(Website and app data records)
((

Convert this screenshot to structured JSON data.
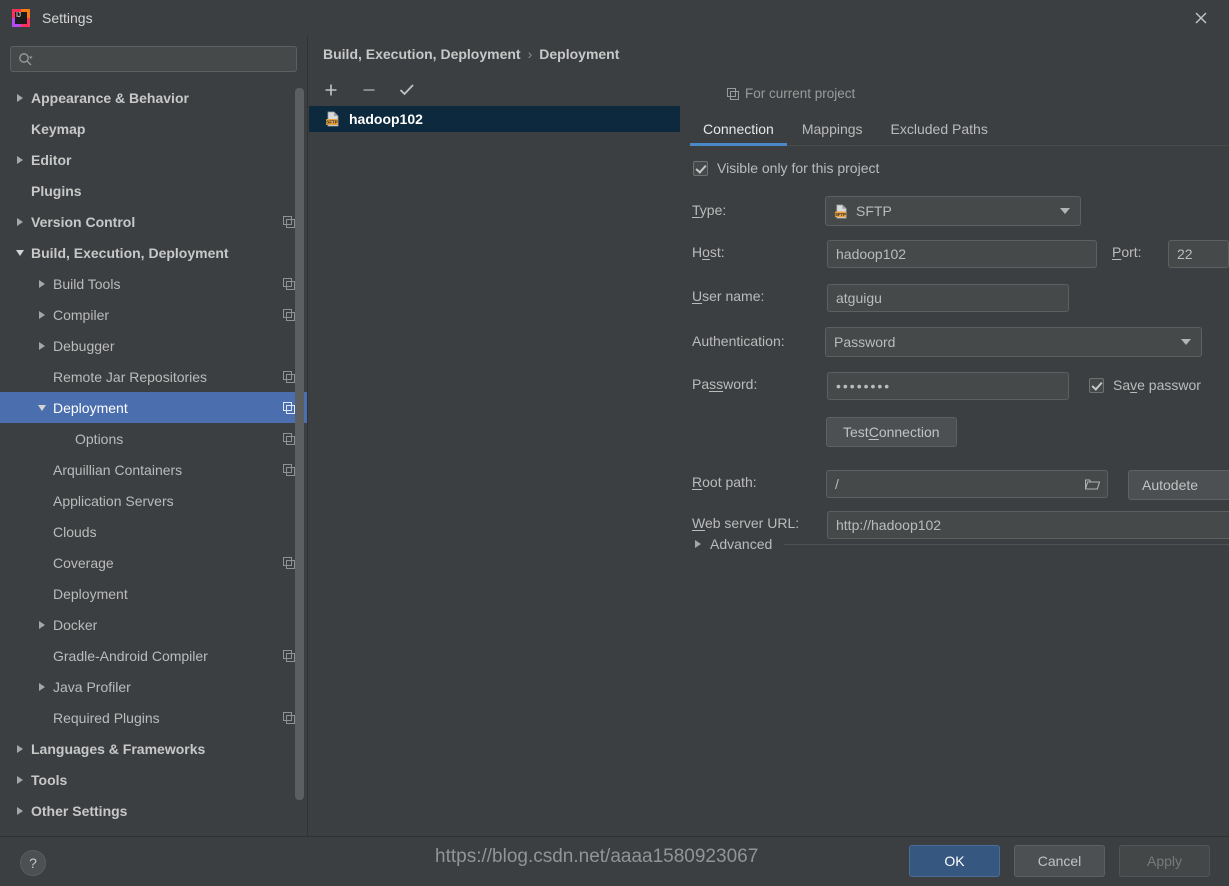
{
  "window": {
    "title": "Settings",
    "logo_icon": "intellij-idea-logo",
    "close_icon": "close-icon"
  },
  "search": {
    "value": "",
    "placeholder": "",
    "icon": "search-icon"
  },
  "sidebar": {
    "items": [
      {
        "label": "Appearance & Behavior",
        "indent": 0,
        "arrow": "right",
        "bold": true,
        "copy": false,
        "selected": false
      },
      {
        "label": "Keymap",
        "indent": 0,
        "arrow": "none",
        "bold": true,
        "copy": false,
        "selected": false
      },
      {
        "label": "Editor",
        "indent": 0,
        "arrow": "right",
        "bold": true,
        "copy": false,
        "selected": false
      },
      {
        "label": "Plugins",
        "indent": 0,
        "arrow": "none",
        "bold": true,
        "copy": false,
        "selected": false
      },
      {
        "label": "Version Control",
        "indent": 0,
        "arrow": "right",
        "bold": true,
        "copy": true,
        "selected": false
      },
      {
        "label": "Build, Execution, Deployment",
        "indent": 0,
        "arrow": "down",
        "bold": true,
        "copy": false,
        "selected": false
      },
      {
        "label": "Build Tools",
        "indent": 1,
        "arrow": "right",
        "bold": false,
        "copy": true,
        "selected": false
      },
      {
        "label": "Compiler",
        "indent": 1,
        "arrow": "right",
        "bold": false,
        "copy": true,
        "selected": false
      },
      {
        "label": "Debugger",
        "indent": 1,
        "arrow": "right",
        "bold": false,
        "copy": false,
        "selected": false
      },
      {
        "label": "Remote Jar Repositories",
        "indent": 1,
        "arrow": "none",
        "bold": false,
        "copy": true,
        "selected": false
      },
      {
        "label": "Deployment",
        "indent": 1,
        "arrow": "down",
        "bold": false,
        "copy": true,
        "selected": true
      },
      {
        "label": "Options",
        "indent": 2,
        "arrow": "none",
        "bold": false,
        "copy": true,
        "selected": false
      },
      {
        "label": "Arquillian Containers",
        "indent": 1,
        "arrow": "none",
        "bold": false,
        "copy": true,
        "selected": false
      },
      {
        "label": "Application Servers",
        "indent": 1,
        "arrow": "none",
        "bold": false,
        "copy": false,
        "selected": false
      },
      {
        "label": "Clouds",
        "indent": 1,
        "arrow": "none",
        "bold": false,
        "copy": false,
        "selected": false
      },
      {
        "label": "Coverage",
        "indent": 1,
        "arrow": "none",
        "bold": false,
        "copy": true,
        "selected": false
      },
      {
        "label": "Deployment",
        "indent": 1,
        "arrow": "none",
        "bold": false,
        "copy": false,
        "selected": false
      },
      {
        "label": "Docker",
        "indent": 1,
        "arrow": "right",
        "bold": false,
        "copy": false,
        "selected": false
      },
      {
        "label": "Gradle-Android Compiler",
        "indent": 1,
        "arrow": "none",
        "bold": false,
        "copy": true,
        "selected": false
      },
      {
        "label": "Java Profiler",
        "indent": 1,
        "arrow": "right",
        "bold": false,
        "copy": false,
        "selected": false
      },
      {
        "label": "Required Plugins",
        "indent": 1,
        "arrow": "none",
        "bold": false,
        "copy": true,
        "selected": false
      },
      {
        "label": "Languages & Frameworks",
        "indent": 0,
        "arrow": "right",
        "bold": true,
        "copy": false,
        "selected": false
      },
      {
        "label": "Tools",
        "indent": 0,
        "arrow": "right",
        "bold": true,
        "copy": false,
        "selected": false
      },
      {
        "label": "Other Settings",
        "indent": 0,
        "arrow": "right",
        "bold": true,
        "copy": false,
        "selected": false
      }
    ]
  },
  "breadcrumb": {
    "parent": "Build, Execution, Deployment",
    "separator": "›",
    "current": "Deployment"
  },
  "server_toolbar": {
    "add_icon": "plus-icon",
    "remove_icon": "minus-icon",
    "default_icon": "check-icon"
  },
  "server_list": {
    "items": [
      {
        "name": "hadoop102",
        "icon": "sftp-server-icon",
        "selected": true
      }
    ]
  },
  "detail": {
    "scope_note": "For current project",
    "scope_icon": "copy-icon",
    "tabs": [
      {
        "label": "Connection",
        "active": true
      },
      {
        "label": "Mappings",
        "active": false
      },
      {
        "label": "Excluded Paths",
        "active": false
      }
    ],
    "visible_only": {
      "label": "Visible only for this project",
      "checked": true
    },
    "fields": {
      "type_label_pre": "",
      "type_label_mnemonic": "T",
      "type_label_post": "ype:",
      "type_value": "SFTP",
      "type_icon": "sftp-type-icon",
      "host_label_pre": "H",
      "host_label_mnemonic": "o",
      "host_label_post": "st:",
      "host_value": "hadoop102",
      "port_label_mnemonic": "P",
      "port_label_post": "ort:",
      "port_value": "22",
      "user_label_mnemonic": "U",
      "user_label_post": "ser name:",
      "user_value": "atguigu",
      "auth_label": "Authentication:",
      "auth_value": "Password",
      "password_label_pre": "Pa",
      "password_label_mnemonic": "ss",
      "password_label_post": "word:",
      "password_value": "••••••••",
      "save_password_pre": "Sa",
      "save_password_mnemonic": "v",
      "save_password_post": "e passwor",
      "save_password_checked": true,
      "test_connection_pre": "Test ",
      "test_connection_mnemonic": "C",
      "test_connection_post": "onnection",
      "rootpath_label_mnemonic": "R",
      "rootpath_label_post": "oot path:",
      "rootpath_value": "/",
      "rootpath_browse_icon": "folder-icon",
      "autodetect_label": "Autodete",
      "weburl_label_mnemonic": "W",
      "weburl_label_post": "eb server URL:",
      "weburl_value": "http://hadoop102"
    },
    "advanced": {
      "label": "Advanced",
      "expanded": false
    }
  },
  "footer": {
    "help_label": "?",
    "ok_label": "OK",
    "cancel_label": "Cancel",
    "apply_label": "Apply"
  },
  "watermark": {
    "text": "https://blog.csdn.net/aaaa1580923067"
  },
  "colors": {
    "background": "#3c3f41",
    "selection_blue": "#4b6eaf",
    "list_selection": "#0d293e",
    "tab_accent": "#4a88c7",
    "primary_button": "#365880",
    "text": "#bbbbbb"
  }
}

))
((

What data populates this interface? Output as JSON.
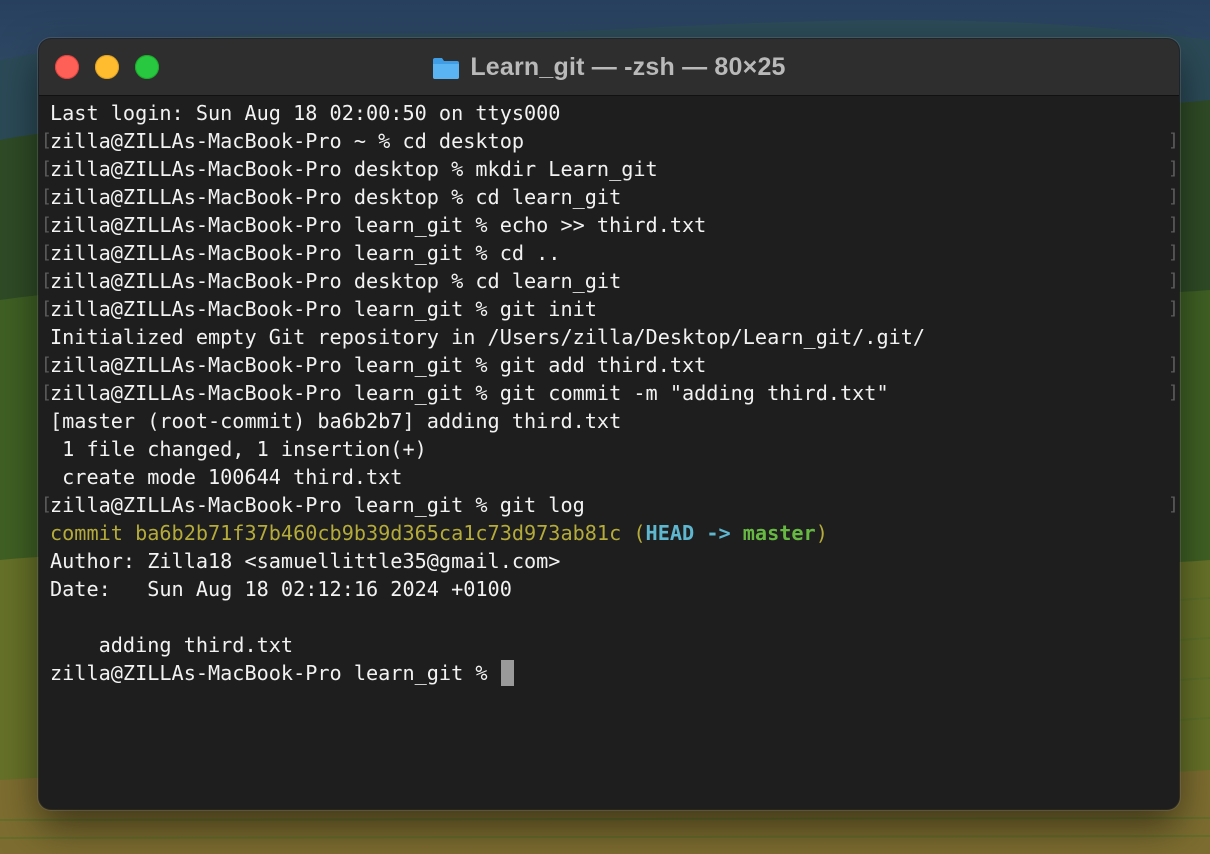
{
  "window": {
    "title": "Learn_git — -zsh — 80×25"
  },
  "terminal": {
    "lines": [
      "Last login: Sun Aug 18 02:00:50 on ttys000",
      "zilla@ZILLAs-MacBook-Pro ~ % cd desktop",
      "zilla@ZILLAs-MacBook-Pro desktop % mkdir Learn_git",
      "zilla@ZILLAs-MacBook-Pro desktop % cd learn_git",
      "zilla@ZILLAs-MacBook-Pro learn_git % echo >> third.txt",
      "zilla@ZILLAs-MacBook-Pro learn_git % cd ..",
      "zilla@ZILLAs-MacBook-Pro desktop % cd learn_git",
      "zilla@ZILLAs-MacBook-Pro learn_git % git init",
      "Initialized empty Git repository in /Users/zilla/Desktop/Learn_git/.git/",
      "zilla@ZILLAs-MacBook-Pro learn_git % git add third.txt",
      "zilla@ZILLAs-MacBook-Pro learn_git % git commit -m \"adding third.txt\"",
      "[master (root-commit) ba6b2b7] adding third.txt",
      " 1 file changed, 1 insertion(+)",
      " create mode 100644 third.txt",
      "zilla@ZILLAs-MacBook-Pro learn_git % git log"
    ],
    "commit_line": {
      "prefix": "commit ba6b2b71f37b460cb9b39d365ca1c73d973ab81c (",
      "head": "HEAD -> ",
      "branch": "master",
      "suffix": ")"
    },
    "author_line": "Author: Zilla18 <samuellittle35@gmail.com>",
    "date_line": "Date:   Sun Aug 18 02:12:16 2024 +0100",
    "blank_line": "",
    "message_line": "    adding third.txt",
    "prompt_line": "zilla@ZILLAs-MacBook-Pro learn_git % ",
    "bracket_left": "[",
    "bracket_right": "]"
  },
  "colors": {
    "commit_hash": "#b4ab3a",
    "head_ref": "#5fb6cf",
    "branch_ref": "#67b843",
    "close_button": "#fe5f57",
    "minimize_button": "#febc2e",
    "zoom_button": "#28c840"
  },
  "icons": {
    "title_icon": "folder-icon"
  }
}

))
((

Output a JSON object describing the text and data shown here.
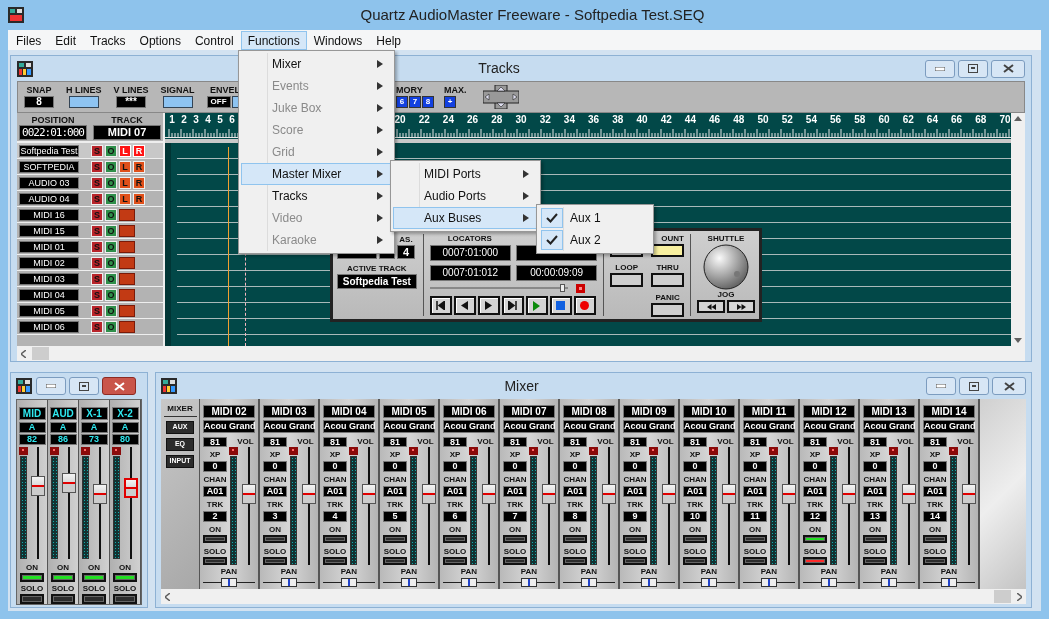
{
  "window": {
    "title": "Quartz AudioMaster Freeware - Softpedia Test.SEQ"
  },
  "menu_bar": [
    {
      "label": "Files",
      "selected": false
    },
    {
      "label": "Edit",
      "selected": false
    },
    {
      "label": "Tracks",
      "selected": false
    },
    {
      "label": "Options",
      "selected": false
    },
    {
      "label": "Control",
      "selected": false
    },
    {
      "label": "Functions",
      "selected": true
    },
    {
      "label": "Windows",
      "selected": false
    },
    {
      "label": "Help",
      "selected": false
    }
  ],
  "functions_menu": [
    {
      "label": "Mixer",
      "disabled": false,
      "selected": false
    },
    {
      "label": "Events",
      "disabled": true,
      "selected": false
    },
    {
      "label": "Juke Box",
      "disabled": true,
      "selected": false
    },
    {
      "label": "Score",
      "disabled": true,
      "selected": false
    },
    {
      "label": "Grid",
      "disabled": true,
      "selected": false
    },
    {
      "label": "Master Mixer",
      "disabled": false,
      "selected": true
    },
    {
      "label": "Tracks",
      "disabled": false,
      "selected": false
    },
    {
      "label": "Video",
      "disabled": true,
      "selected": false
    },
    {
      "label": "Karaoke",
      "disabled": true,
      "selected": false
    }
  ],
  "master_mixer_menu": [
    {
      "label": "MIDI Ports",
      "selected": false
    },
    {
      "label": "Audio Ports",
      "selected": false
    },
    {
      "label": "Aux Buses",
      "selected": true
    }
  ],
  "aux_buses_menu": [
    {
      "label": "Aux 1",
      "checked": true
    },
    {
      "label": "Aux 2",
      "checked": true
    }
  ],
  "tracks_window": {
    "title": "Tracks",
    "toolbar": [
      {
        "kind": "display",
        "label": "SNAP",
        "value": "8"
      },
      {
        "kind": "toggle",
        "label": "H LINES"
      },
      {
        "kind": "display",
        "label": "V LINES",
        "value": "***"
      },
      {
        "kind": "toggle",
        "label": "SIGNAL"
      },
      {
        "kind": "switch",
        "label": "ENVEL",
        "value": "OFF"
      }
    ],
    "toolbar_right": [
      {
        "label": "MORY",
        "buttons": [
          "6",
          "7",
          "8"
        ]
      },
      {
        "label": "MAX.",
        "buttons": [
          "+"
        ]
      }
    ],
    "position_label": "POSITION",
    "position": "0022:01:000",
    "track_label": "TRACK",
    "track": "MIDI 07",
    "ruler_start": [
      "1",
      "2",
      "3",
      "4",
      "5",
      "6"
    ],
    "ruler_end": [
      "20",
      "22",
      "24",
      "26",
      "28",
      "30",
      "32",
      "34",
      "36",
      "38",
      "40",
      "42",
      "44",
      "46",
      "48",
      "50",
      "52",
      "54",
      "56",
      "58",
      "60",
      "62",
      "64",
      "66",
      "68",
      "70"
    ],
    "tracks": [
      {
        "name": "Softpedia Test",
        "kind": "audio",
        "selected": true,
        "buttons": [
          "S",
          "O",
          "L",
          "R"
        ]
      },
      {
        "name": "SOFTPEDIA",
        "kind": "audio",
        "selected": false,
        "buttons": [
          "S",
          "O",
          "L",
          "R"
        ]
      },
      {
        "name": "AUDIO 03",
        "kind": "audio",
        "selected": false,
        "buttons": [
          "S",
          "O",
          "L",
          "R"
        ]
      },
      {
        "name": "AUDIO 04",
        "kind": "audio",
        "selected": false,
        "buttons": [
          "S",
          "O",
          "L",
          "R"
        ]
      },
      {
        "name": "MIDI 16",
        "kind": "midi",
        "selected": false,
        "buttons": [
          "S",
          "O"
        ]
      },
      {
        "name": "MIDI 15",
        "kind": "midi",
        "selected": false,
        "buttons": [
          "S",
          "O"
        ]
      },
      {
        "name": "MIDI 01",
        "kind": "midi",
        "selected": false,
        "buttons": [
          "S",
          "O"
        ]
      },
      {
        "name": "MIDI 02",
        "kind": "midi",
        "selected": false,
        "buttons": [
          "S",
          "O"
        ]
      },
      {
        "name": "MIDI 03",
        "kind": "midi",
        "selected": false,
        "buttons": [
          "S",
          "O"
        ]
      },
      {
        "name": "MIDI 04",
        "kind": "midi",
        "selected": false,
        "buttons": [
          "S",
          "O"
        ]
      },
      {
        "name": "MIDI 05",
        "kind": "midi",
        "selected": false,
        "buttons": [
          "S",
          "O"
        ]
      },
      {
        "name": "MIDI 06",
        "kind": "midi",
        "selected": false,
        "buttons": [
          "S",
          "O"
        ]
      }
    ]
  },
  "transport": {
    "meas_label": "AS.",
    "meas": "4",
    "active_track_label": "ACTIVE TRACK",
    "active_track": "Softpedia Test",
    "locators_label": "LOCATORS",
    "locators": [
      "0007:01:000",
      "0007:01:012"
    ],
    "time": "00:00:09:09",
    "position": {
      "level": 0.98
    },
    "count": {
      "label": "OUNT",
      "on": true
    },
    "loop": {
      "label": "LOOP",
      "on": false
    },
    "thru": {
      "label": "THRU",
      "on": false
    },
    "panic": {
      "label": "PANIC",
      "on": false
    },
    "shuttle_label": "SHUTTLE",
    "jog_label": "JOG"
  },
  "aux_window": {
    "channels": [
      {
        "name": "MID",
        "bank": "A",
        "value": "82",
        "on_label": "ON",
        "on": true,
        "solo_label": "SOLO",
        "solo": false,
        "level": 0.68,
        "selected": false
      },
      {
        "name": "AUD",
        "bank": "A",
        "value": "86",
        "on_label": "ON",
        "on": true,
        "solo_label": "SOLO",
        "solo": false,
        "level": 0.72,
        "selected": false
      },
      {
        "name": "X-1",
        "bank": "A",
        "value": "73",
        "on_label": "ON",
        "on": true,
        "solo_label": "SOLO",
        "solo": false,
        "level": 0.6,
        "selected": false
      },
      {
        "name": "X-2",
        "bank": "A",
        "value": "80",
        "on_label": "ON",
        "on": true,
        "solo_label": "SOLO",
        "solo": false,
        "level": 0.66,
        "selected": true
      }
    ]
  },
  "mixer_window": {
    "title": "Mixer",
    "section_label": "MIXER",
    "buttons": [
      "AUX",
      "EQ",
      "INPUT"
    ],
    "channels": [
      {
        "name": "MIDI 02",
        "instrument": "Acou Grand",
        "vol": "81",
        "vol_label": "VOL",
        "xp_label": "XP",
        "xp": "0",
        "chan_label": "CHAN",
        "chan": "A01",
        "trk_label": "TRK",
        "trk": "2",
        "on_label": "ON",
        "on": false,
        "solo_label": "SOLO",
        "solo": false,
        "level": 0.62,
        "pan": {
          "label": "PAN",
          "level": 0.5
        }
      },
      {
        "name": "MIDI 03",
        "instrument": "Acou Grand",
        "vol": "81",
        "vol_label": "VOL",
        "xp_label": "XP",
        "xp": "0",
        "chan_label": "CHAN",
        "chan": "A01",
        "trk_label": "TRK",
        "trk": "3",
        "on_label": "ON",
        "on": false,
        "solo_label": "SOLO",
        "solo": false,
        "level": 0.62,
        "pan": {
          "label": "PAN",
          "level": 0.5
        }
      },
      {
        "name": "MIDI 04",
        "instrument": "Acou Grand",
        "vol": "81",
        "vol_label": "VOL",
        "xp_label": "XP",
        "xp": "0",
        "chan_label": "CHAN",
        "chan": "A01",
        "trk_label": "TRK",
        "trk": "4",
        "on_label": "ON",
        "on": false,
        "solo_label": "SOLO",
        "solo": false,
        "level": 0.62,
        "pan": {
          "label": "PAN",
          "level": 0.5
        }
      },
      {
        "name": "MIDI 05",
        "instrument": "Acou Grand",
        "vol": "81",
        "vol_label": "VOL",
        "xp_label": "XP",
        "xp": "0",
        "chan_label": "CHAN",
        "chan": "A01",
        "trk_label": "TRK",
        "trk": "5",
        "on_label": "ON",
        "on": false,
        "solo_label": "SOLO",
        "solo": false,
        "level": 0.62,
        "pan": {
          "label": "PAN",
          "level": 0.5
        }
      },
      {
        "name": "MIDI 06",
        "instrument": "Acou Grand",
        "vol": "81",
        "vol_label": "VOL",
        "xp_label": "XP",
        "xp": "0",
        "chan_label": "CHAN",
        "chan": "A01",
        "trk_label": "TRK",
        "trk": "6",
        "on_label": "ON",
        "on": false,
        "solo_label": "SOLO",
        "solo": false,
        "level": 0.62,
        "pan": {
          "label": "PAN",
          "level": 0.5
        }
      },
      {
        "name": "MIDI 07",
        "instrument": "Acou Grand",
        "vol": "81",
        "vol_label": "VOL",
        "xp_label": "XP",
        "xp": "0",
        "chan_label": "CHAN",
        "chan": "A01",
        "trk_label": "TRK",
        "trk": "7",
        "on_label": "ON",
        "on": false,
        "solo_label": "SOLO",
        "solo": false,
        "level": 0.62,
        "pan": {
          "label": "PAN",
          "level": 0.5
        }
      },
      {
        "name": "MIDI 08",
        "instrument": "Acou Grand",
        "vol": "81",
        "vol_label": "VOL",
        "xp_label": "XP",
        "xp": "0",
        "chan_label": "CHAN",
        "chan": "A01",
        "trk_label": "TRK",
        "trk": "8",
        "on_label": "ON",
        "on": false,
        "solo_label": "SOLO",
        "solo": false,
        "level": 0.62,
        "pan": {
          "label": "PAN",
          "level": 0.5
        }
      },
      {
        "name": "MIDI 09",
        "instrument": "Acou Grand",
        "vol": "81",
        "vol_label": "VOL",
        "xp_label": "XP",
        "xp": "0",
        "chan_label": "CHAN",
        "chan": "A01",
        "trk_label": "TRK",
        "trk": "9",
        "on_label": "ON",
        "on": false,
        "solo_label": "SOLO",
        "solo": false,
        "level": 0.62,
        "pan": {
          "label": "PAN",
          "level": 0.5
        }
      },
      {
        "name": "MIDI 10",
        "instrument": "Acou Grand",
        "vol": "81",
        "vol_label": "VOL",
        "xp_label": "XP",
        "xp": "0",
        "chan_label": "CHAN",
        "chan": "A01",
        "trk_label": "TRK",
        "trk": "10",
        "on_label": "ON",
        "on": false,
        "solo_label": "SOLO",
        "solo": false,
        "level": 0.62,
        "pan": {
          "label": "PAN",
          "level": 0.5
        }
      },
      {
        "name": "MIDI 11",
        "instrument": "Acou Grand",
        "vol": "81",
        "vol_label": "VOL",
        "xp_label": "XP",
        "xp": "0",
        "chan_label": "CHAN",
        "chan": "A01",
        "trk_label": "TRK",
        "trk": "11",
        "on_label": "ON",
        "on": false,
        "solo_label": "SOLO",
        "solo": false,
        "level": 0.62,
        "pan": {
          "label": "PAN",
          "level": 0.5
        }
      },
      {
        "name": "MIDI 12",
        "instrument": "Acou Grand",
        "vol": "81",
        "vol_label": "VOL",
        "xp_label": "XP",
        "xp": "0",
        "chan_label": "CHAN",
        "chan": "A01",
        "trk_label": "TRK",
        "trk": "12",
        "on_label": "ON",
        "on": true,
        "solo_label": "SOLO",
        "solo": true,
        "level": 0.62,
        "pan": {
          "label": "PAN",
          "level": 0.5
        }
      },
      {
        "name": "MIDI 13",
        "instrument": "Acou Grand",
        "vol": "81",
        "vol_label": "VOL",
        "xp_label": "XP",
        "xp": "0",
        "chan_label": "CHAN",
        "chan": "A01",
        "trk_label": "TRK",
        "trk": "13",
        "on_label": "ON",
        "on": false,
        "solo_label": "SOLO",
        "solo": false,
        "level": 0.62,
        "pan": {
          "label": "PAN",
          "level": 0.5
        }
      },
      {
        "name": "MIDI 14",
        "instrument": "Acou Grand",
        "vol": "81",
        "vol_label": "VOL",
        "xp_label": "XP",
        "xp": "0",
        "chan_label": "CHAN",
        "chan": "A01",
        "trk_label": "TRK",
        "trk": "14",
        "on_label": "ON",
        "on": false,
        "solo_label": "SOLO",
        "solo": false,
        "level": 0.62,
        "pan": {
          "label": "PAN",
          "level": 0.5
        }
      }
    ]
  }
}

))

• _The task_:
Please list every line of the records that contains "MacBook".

• _Task result_:
      "zilla@ZILLAs-MacBook-Pro ~ % cd desktop",
      "zilla@ZILLAs-MacBook-Pro desktop % mkdir Learn_git",
      "zilla@ZILLAs-MacBook-Pro desktop % cd learn_git",
      "zilla@ZILLAs-MacBook-Pro learn_git % echo >> third.txt",
      "zilla@ZILLAs-MacBook-Pro learn_git % cd ..",
      "zilla@ZILLAs-MacBook-Pro desktop % cd learn_git",
      "zilla@ZILLAs-MacBook-Pro learn_git % git init",
      "zilla@ZILLAs-MacBook-Pro learn_git % git add third.txt",
      "zilla@ZILLAs-MacBook-Pro learn_git % git commit -m \"adding third.txt\"",
      "zilla@ZILLAs-MacBook-Pro learn_git % git log"
    "prompt_line": "zilla@ZILLAs-MacBook-Pro learn_git % ",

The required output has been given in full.